So your friend invited you to join LinkedIn, and you signed up. Now what?
Answer: find out which of your friends and colleagues are already signed up. Here’s how to do it.
1. Export your contacts from your e-mail programs, into comma-delimited files. You can do this whether you use Outlook, Lotus Notes, Thunderbird, or any of the popular online e-mail services such as Yahoo, Hotmail, Gmail, and so on.
2. Import your contacts from these comma-delimited files into LinkedIn. To do this, log into LinkedIn and click My Contacts > Other Contacts > Add More Contacts > Other Address Book. That will put you on the Upload Your Contacts File page. Click Browse and select the files you created in step 1 (you’ll have to repeat this procedure for each file you created).
3. LinkedIn will then give you an opportunity to automatically send a LinkedIn invite to each of your contacts that are already LinkedIn members. Chances are, most of your colleagues who use LinkedIn already will readily accept your invitation.
This will give you a great jumpstart for adding people you are connected to via LinkedIn.
I actually pulled out of LinkedIn a couple of years ago. I felt my contact network is too valuable to share. No way I was going to enter ALL my best contacts into the system. No manage all the invites and endorsements and changes. I was deriving basically no value from LinkedIn, other than the ability to poke around and check into what stranger’s resumes and do some competitive research (or social engineering). Then I realized, they could be doing the same to me.
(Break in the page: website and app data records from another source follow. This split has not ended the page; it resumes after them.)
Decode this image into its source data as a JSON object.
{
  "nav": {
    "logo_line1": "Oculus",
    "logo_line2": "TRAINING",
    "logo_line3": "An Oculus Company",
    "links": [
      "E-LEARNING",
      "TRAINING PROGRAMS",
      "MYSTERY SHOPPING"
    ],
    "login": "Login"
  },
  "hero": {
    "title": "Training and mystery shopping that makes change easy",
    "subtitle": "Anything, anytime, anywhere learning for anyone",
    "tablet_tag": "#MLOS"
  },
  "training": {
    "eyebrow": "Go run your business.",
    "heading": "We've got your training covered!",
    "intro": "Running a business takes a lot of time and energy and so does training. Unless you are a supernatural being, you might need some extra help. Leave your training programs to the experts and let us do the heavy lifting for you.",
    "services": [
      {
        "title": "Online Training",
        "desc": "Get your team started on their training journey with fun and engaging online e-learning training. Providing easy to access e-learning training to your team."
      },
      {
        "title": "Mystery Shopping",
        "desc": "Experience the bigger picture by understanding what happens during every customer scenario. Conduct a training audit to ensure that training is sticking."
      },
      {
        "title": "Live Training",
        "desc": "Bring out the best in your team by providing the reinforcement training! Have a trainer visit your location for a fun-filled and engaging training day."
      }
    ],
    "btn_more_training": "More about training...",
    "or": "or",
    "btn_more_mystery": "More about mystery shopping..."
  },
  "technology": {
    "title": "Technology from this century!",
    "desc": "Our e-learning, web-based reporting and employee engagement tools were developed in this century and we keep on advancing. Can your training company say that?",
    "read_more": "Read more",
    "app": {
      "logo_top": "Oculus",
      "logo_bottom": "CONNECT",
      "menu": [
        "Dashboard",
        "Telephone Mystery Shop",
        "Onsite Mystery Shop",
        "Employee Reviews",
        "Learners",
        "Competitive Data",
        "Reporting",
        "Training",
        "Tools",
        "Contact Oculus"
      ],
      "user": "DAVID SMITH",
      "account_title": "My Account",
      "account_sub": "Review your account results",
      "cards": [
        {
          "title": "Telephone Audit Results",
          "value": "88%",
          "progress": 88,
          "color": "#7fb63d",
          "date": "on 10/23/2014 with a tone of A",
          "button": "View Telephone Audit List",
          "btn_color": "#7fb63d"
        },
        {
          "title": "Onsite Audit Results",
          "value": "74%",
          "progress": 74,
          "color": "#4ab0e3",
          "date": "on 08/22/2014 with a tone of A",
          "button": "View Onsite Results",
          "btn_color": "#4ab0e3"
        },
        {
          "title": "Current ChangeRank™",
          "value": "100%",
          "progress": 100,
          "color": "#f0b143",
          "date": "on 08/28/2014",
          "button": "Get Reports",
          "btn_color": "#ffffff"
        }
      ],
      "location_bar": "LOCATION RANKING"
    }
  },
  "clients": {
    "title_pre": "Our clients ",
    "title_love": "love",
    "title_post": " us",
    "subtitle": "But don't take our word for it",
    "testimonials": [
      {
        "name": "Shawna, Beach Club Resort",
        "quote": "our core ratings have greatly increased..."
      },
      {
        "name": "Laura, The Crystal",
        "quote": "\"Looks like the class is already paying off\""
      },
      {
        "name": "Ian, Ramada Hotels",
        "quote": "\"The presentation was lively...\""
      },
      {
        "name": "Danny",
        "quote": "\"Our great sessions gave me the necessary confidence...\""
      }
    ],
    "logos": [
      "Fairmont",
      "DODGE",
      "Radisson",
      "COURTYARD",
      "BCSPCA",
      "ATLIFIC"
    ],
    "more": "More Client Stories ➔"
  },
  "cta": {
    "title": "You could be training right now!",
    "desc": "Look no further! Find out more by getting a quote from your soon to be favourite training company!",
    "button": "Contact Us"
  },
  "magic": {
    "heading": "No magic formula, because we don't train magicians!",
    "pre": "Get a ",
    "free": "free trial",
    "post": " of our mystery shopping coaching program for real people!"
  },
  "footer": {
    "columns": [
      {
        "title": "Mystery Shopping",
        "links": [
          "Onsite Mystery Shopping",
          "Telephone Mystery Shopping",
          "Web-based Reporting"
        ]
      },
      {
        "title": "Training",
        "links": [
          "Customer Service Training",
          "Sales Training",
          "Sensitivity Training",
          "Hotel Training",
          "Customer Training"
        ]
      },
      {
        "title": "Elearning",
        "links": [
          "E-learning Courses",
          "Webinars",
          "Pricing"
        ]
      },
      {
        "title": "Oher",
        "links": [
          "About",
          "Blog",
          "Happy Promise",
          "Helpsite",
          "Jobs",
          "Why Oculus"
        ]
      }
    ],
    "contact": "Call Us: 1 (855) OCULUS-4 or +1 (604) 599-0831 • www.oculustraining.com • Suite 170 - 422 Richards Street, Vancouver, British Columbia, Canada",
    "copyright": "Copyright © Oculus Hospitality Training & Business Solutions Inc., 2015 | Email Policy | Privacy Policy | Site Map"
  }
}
This guy has even more to say on it:
And this is even better:
Dunsany is a friend and colleague of mine, who’s gone underground, at least in terms of LinkedIn. Dunsany makes a good point. For this reason, I did recently remove several LinkedIn contacts from my list of contacts. I also changed my LinkedIn profile so that my list of contacts is no longer visible, even to my contacts. And I might take out some of the details about my background and activities.
I am still bullish on LinkedIn, but I definitely see abuses and will think twice about its value and potential risks.